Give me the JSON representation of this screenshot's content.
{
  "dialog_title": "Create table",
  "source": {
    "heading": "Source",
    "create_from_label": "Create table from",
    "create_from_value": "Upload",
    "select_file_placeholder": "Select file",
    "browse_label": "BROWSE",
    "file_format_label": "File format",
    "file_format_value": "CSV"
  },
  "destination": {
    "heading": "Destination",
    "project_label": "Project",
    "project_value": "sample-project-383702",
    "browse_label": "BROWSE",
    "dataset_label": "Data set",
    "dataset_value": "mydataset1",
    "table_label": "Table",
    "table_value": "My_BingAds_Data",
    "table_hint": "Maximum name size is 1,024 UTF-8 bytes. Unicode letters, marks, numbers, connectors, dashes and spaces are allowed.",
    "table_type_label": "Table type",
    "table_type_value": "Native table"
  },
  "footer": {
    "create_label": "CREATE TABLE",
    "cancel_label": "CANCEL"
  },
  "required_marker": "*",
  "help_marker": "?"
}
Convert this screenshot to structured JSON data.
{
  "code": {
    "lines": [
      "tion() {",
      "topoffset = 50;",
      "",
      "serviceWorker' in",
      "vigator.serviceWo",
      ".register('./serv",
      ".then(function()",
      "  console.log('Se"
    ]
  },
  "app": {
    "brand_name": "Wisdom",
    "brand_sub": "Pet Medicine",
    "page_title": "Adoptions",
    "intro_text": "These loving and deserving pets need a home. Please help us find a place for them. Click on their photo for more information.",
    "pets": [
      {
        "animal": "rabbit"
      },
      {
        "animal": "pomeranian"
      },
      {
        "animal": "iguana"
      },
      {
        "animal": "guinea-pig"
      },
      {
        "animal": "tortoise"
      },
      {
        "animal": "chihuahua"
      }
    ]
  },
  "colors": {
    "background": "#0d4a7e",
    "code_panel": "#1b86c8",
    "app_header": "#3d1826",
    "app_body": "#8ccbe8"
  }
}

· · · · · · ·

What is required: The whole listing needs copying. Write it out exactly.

Exercise output:
Give me the JSON representation of this screenshot's content.
{
  "dialog_title": "Create table",
  "source": {
    "heading": "Source",
    "create_from_label": "Create table from",
    "create_from_value": "Upload",
    "select_file_placeholder": "Select file",
    "browse_label": "BROWSE",
    "file_format_label": "File format",
    "file_format_value": "CSV"
  },
  "destination": {
    "heading": "Destination",
    "project_label": "Project",
    "project_value": "sample-project-383702",
    "browse_label": "BROWSE",
    "dataset_label": "Data set",
    "dataset_value": "mydataset1",
    "table_label": "Table",
    "table_value": "My_BingAds_Data",
    "table_hint": "Maximum name size is 1,024 UTF-8 bytes. Unicode letters, marks, numbers, connectors, dashes and spaces are allowed.",
    "table_type_label": "Table type",
    "table_type_value": "Native table"
  },
  "footer": {
    "create_label": "CREATE TABLE",
    "cancel_label": "CANCEL"
  },
  "required_marker": "*",
  "help_marker": "?"
}
Convert this screenshot to structured JSON data.
{
  "code": {
    "lines": [
      "tion() {",
      "topoffset = 50;",
      "",
      "serviceWorker' in",
      "vigator.serviceWo",
      ".register('./serv",
      ".then(function()",
      "  console.log('Se"
    ]
  },
  "app": {
    "brand_name": "Wisdom",
    "brand_sub": "Pet Medicine",
    "page_title": "Adoptions",
    "intro_text": "These loving and deserving pets need a home. Please help us find a place for them. Click on their photo for more information.",
    "pets": [
      {
        "animal": "rabbit"
      },
      {
        "animal": "pomeranian"
      },
      {
        "animal": "iguana"
      },
      {
        "animal": "guinea-pig"
      },
      {
        "animal": "tortoise"
      },
      {
        "animal": "chihuahua"
      }
    ]
  },
  "colors": {
    "background": "#0d4a7e",
    "code_panel": "#1b86c8",
    "app_header": "#3d1826",
    "app_body": "#8ccbe8"
  }
}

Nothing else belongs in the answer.